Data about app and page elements
┄┄┄┄┄┄┄┄┄┄

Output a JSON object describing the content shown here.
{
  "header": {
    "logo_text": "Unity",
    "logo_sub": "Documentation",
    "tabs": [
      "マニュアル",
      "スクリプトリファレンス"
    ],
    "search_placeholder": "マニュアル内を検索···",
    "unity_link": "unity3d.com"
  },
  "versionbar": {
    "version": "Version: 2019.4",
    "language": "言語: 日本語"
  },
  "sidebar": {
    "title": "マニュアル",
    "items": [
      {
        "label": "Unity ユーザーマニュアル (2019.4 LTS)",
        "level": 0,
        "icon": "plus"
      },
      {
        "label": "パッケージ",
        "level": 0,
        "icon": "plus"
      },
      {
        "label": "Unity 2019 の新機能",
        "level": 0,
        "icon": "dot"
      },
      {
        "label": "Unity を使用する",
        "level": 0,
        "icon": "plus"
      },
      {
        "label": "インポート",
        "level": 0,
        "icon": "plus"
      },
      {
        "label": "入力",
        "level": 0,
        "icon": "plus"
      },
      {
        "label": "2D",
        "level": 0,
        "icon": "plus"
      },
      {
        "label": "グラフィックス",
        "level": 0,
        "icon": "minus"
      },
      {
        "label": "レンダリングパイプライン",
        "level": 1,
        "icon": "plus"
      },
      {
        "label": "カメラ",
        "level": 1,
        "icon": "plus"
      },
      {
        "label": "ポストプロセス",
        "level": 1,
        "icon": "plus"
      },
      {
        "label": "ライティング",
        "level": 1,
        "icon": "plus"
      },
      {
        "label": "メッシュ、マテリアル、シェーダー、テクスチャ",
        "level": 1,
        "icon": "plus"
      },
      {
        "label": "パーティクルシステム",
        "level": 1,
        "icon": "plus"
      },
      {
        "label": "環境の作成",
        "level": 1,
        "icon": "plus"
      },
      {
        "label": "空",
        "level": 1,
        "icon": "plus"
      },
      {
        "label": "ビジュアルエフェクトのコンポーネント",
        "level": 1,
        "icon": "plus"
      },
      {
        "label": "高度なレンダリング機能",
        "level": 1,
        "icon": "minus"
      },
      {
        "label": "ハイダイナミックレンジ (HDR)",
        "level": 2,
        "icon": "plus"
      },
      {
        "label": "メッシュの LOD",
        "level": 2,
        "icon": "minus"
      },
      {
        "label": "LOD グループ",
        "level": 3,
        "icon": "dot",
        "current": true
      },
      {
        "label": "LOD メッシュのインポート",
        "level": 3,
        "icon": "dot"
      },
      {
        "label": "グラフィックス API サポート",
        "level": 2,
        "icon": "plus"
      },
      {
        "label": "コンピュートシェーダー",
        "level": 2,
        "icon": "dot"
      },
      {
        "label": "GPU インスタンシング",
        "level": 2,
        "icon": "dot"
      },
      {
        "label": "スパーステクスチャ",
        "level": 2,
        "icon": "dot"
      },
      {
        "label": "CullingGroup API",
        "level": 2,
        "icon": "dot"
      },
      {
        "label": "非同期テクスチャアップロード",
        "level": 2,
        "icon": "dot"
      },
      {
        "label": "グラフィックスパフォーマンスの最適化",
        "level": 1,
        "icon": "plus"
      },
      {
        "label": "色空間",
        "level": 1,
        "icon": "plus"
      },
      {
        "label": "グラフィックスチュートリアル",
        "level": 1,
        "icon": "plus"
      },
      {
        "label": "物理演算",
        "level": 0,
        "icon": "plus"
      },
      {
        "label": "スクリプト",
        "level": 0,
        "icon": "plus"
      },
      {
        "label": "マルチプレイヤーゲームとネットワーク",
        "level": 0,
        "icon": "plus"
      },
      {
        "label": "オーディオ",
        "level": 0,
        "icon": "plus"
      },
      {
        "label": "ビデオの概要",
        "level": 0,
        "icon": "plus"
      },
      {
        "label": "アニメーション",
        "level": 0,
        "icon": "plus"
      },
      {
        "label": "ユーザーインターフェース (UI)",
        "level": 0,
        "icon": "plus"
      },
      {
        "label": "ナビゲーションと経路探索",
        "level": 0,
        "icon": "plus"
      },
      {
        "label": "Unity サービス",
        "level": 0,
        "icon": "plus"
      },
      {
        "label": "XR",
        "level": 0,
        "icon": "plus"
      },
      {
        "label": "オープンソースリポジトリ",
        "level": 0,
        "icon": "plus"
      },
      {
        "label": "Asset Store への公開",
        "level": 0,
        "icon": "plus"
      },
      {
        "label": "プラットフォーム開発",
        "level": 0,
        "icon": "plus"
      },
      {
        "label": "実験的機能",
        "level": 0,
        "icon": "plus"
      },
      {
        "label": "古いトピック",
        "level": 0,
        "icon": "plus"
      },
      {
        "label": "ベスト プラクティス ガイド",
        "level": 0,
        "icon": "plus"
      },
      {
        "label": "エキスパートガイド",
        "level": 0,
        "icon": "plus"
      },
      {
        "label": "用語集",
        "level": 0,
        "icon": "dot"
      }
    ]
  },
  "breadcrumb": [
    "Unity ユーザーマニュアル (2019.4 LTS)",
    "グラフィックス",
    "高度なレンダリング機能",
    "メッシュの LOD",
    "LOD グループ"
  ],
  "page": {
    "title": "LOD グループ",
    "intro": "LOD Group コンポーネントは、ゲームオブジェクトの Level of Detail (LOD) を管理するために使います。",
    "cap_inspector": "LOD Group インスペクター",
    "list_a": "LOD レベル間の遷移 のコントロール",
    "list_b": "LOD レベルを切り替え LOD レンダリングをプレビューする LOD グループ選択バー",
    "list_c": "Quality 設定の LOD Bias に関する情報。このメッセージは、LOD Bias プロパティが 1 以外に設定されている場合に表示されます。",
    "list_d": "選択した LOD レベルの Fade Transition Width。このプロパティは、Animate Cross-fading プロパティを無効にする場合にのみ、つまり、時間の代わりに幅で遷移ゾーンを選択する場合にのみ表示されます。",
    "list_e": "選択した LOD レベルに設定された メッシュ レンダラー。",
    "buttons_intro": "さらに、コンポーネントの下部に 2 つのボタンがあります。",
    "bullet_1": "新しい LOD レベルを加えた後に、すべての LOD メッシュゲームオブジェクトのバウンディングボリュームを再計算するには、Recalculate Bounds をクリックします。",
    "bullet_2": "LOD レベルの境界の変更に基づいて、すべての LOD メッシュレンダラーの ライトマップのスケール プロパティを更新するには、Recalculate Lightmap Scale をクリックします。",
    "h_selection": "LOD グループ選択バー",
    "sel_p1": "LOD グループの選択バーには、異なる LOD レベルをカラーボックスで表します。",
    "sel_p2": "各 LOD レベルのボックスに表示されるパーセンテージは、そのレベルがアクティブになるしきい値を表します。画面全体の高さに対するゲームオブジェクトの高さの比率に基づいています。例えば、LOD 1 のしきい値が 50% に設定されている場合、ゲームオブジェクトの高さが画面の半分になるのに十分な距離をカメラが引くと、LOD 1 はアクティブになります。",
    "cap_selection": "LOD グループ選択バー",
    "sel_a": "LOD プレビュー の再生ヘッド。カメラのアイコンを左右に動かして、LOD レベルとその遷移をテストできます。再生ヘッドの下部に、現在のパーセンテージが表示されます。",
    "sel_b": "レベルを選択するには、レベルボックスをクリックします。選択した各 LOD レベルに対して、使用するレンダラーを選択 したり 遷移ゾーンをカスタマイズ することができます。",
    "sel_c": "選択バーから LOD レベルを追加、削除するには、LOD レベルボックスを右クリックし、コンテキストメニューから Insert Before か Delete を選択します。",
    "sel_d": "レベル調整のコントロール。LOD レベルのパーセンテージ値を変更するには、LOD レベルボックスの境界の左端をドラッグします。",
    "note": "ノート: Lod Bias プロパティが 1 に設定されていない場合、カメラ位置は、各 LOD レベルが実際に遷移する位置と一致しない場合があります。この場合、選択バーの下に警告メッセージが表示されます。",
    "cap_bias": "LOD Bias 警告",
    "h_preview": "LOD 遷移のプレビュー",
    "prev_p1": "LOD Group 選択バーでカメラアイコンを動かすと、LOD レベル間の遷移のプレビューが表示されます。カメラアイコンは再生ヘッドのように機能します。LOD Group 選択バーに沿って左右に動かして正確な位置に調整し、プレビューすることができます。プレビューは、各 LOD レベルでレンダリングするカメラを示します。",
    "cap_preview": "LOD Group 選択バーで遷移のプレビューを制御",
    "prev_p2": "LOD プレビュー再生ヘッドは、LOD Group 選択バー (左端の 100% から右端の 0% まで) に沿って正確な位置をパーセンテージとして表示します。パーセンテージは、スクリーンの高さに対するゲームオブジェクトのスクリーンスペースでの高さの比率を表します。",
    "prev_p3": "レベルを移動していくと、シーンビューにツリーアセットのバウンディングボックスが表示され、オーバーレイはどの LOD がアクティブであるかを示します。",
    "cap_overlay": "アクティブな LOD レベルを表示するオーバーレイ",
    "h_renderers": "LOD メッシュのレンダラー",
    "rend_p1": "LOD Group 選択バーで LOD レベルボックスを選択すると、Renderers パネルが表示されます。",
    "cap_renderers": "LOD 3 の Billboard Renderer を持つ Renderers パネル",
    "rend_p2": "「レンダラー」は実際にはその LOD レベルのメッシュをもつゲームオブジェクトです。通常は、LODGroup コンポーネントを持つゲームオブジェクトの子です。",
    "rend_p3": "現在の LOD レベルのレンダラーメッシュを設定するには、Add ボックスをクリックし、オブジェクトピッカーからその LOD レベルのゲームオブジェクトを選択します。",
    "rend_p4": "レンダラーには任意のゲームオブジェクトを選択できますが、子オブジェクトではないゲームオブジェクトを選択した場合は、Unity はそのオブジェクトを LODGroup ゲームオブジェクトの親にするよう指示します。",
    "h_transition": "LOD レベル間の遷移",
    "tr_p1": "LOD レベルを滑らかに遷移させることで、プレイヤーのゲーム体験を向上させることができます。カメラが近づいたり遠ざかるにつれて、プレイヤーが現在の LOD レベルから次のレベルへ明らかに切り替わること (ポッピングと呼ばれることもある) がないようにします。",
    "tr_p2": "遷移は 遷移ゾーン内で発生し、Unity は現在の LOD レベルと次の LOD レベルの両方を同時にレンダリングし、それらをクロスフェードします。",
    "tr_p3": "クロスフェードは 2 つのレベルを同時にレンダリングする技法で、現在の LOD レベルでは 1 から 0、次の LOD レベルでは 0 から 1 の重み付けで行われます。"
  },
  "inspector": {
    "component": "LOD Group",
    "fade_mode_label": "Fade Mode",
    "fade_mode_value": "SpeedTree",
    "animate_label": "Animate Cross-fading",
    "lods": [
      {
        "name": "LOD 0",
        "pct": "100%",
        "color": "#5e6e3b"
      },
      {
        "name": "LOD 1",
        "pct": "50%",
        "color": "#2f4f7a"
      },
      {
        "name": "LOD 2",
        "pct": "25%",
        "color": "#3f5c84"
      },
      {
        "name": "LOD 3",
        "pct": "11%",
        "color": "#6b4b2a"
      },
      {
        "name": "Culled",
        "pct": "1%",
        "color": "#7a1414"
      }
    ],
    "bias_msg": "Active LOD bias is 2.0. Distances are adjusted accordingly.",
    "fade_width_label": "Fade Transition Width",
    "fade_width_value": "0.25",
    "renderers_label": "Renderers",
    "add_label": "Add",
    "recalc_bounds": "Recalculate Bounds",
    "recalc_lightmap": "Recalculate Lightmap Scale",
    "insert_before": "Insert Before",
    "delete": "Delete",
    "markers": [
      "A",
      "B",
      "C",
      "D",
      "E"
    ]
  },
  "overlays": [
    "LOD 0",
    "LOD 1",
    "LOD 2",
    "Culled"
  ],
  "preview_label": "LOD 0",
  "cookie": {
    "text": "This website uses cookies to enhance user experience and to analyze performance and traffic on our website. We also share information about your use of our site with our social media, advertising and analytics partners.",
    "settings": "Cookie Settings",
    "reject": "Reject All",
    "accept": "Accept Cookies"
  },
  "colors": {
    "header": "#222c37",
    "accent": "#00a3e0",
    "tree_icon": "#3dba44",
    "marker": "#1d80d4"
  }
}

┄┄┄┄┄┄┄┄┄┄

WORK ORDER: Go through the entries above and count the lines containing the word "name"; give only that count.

RESULT: 5